## What you will do
All of the records below must be reproduced exactly, minus any pictures.

(Stored dataset items)
-- -- --

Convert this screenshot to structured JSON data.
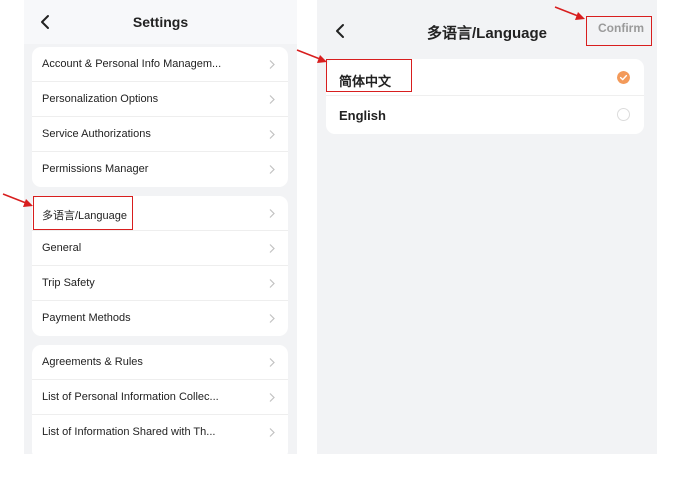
{
  "settings": {
    "title": "Settings",
    "groups": [
      {
        "items": [
          {
            "label": "Account & Personal Info Managem..."
          },
          {
            "label": "Personalization Options"
          },
          {
            "label": "Service Authorizations"
          },
          {
            "label": "Permissions Manager"
          }
        ]
      },
      {
        "items": [
          {
            "label": "多语言/Language"
          },
          {
            "label": "General"
          },
          {
            "label": "Trip Safety"
          },
          {
            "label": "Payment Methods"
          }
        ]
      },
      {
        "items": [
          {
            "label": "Agreements & Rules"
          },
          {
            "label": "List of Personal Information Collec..."
          },
          {
            "label": "List of Information Shared with Th..."
          }
        ]
      }
    ]
  },
  "language": {
    "title": "多语言/Language",
    "confirm_label": "Confirm",
    "options": [
      {
        "label": "简体中文",
        "selected": true
      },
      {
        "label": "English",
        "selected": false
      }
    ]
  },
  "colors": {
    "accent": "#f39a5a",
    "annotation": "#d81e1e",
    "background": "#f2f3f5"
  },
  "icons": [
    "back-arrow-icon",
    "chevron-right-icon",
    "radio-checked-icon",
    "radio-unchecked-icon",
    "annotation-arrow-icon"
  ]
}
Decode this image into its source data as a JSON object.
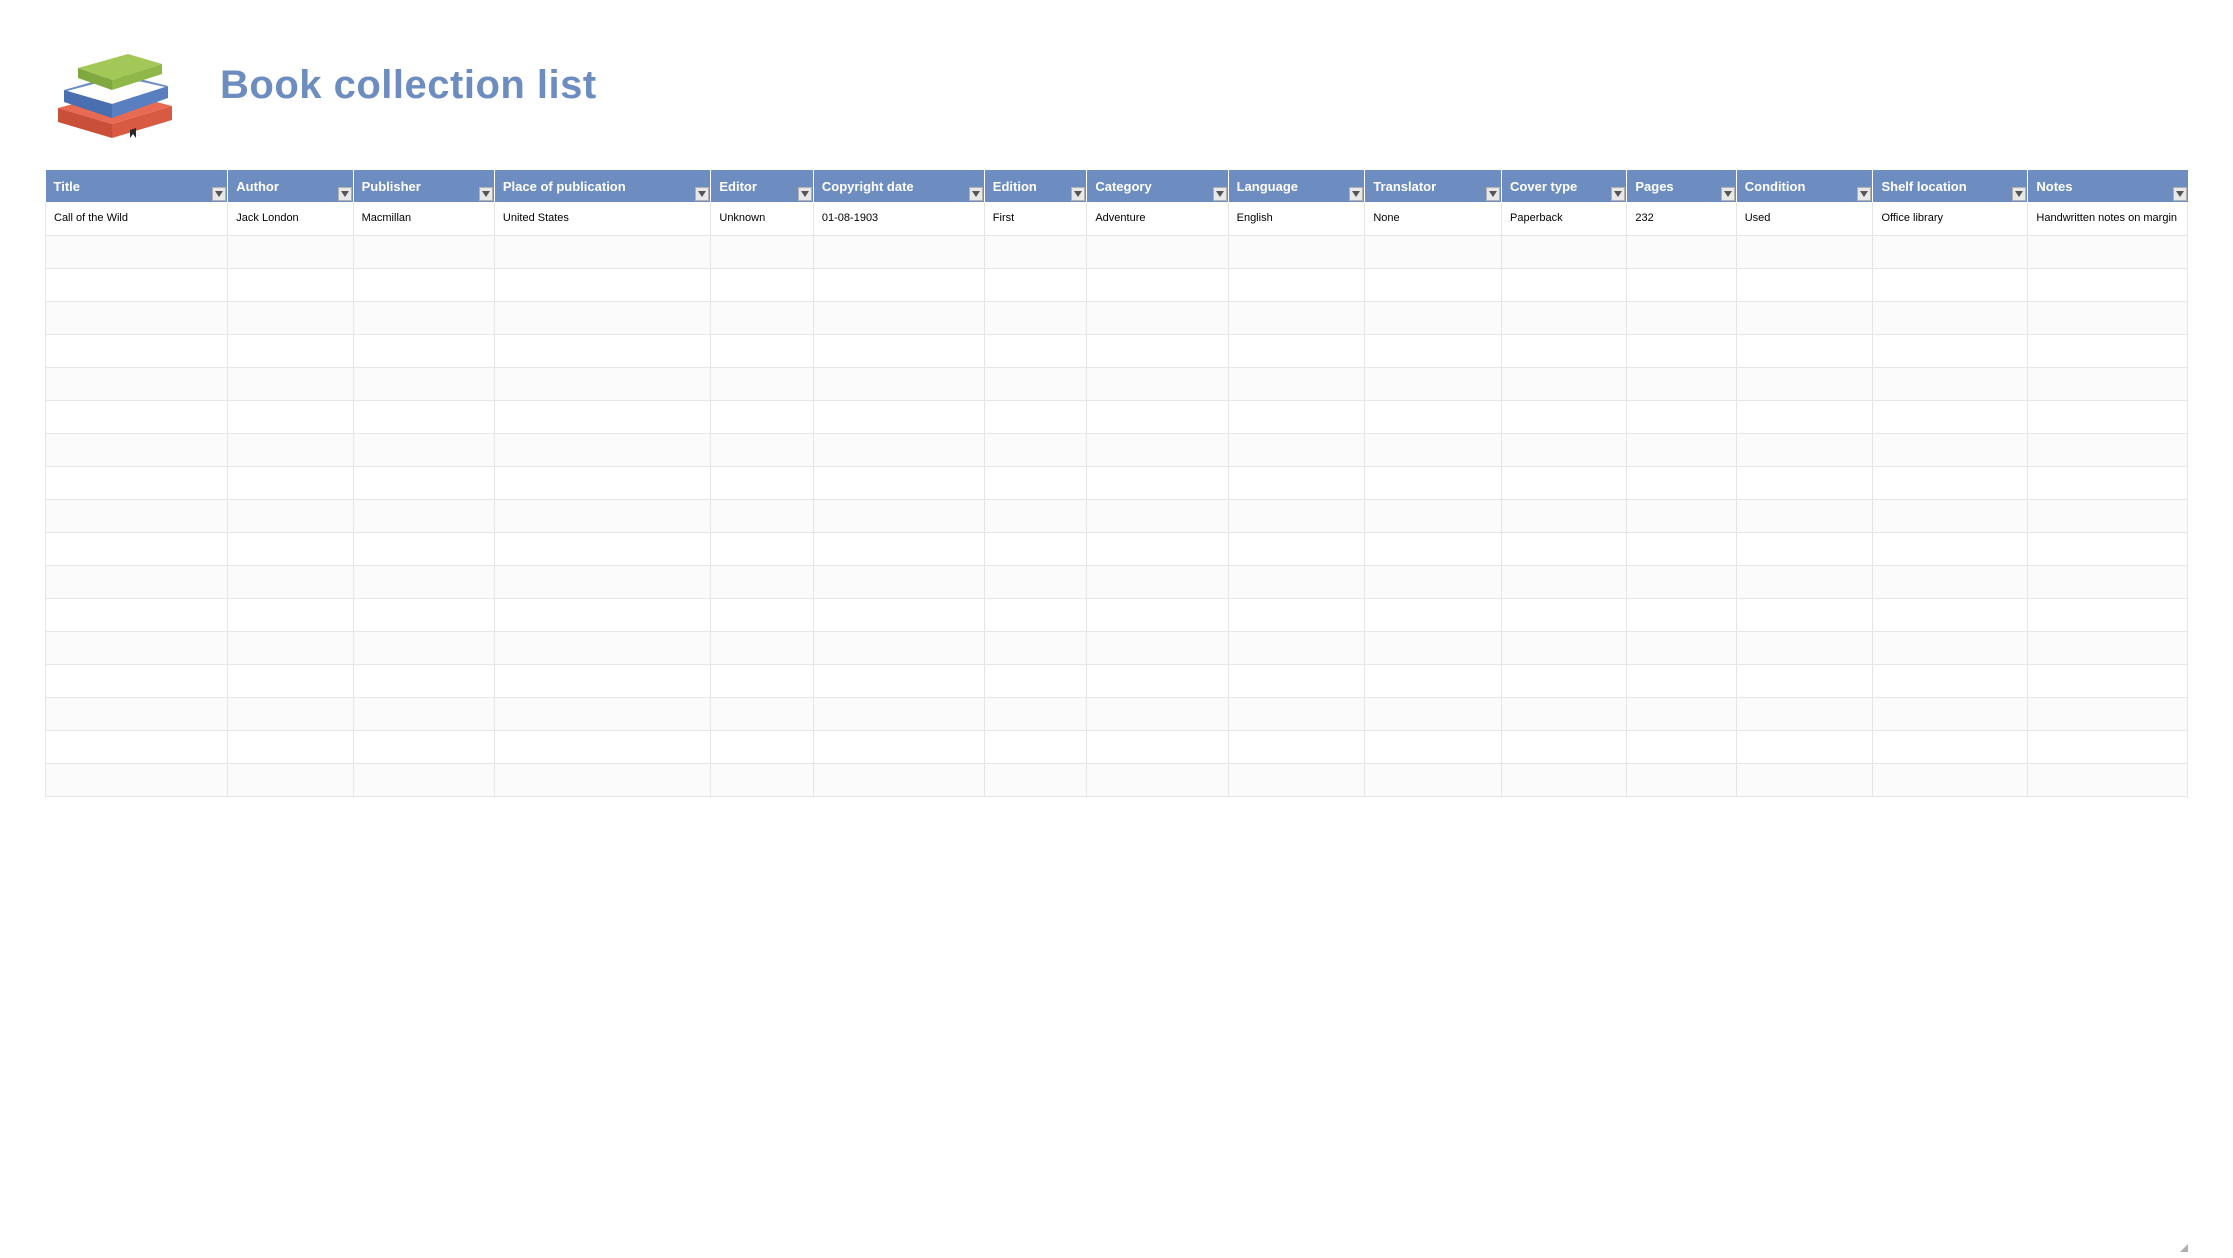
{
  "header": {
    "title": "Book collection list"
  },
  "columns": [
    {
      "key": "title",
      "label": "Title"
    },
    {
      "key": "author",
      "label": "Author"
    },
    {
      "key": "publisher",
      "label": "Publisher"
    },
    {
      "key": "place",
      "label": "Place of publication"
    },
    {
      "key": "editor",
      "label": "Editor"
    },
    {
      "key": "copyright",
      "label": "Copyright date"
    },
    {
      "key": "edition",
      "label": "Edition"
    },
    {
      "key": "category",
      "label": "Category"
    },
    {
      "key": "language",
      "label": "Language"
    },
    {
      "key": "translator",
      "label": "Translator"
    },
    {
      "key": "covertype",
      "label": "Cover type"
    },
    {
      "key": "pages",
      "label": "Pages"
    },
    {
      "key": "condition",
      "label": "Condition"
    },
    {
      "key": "shelf",
      "label": "Shelf location"
    },
    {
      "key": "notes",
      "label": "Notes"
    }
  ],
  "rows": [
    {
      "title": "Call of the Wild",
      "author": "Jack London",
      "publisher": "Macmillan",
      "place": "United States",
      "editor": "Unknown",
      "copyright": "01-08-1903",
      "edition": "First",
      "category": "Adventure",
      "language": "English",
      "translator": "None",
      "covertype": "Paperback",
      "pages": "232",
      "condition": "Used",
      "shelf": "Office library",
      "notes": "Handwritten notes on margin"
    }
  ],
  "empty_row_count": 17,
  "colors": {
    "header_bg": "#6d8dc0",
    "title_color": "#6d8dc0"
  }
}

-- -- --

## Response
Convert this screenshot to structured JSON data.
{
  "settings": {
    "title": "Settings",
    "groups": [
      {
        "items": [
          {
            "label": "Account & Personal Info Managem..."
          },
          {
            "label": "Personalization Options"
          },
          {
            "label": "Service Authorizations"
          },
          {
            "label": "Permissions Manager"
          }
        ]
      },
      {
        "items": [
          {
            "label": "多语言/Language"
          },
          {
            "label": "General"
          },
          {
            "label": "Trip Safety"
          },
          {
            "label": "Payment Methods"
          }
        ]
      },
      {
        "items": [
          {
            "label": "Agreements & Rules"
          },
          {
            "label": "List of Personal Information Collec..."
          },
          {
            "label": "List of Information Shared with Th..."
          }
        ]
      }
    ]
  },
  "language": {
    "title": "多语言/Language",
    "confirm_label": "Confirm",
    "options": [
      {
        "label": "简体中文",
        "selected": true
      },
      {
        "label": "English",
        "selected": false
      }
    ]
  },
  "colors": {
    "accent": "#f39a5a",
    "annotation": "#d81e1e",
    "background": "#f2f3f5"
  },
  "icons": [
    "back-arrow-icon",
    "chevron-right-icon",
    "radio-checked-icon",
    "radio-unchecked-icon",
    "annotation-arrow-icon"
  ]
}
Decode this image into its source data as a JSON object.
{
  "header": {
    "title": "Book collection list"
  },
  "columns": [
    {
      "key": "title",
      "label": "Title"
    },
    {
      "key": "author",
      "label": "Author"
    },
    {
      "key": "publisher",
      "label": "Publisher"
    },
    {
      "key": "place",
      "label": "Place of publication"
    },
    {
      "key": "editor",
      "label": "Editor"
    },
    {
      "key": "copyright",
      "label": "Copyright date"
    },
    {
      "key": "edition",
      "label": "Edition"
    },
    {
      "key": "category",
      "label": "Category"
    },
    {
      "key": "language",
      "label": "Language"
    },
    {
      "key": "translator",
      "label": "Translator"
    },
    {
      "key": "covertype",
      "label": "Cover type"
    },
    {
      "key": "pages",
      "label": "Pages"
    },
    {
      "key": "condition",
      "label": "Condition"
    },
    {
      "key": "shelf",
      "label": "Shelf location"
    },
    {
      "key": "notes",
      "label": "Notes"
    }
  ],
  "rows": [
    {
      "title": "Call of the Wild",
      "author": "Jack London",
      "publisher": "Macmillan",
      "place": "United States",
      "editor": "Unknown",
      "copyright": "01-08-1903",
      "edition": "First",
      "category": "Adventure",
      "language": "English",
      "translator": "None",
      "covertype": "Paperback",
      "pages": "232",
      "condition": "Used",
      "shelf": "Office library",
      "notes": "Handwritten notes on margin"
    }
  ],
  "empty_row_count": 17,
  "colors": {
    "header_bg": "#6d8dc0",
    "title_color": "#6d8dc0"
  }
}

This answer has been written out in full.